All EU Member States have integrated ‘citizenship education’ into their primary and secondary school curricula – albeit with different approaches, according to a report published 31 May by the European Commission. Improving knowledge and skills for teaching the subject remains a challenge, however, with only two countries (UK – England and Slovakia) offering training for prospective specialist teachers in initial teacher education programmes. The report indicates a general consensus that citizenship education should aim to develop critical thinking, analytical skills and attitudes to foster active participation in school and society.

Androulla Vassiliou, Commissioner for Education, Culture, Multilingualism and Youth, said: “Citizenship education endows pupils with the necessary knowledge, skills and values to actively engage in our society. We must encourage this because active participation is at the root of our democratic values in Europe. We also need to put more emphasis on teacher training in this area so that young people are inspired to become active citizens.”

The report finds that schools in all European countries have introduced rules and recommendations aimed at encouraging democratic practices and participation through, for example, the election of class representatives, student councils and student representation on school governing bodies. This increases the likelihood that young people will actively engage in social and political life.

While all countries have guidelines to give pupils a voice in the running of their school, since 2007 more than half have implemented at least one publicly financed programme or project to cultivate citizenship-related values and attitudes outside school. These include initiatives to encourage pupils from different ethnic and socio-economic groups to get involved in joint activities (Latvia, for instance, has launched a project on these lines) or to bring children in primary schools together with old people in retirement homes (France is among the countries to encourage such ‘intergenerational’ projects).

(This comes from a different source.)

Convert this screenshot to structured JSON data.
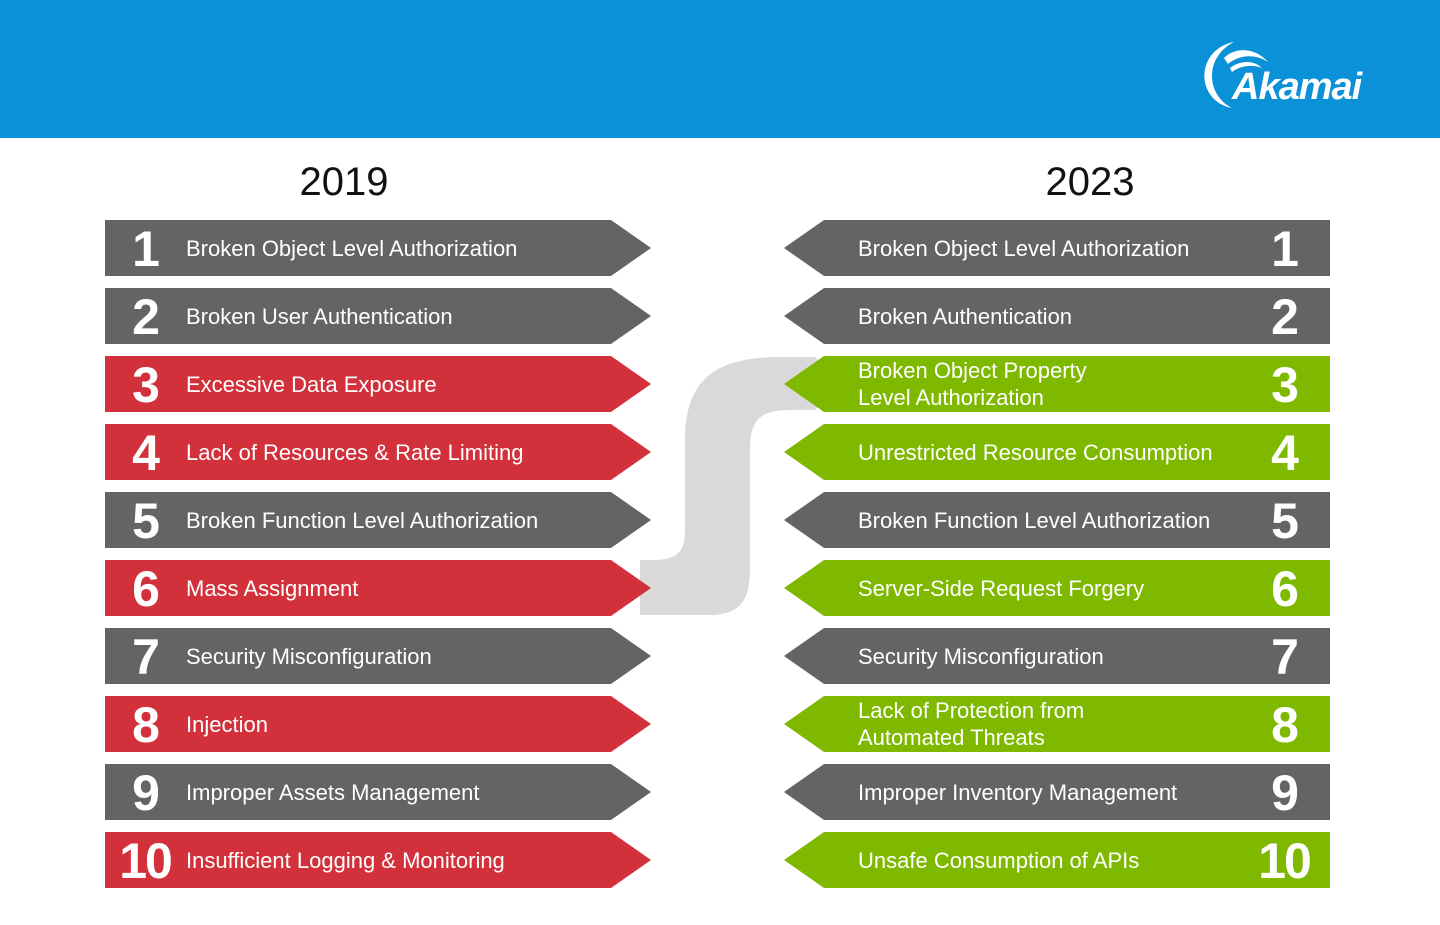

Active participation is also increasingly used in pupil assessment. More than a third of European countries now take participation in school or community activities into account when assessing students.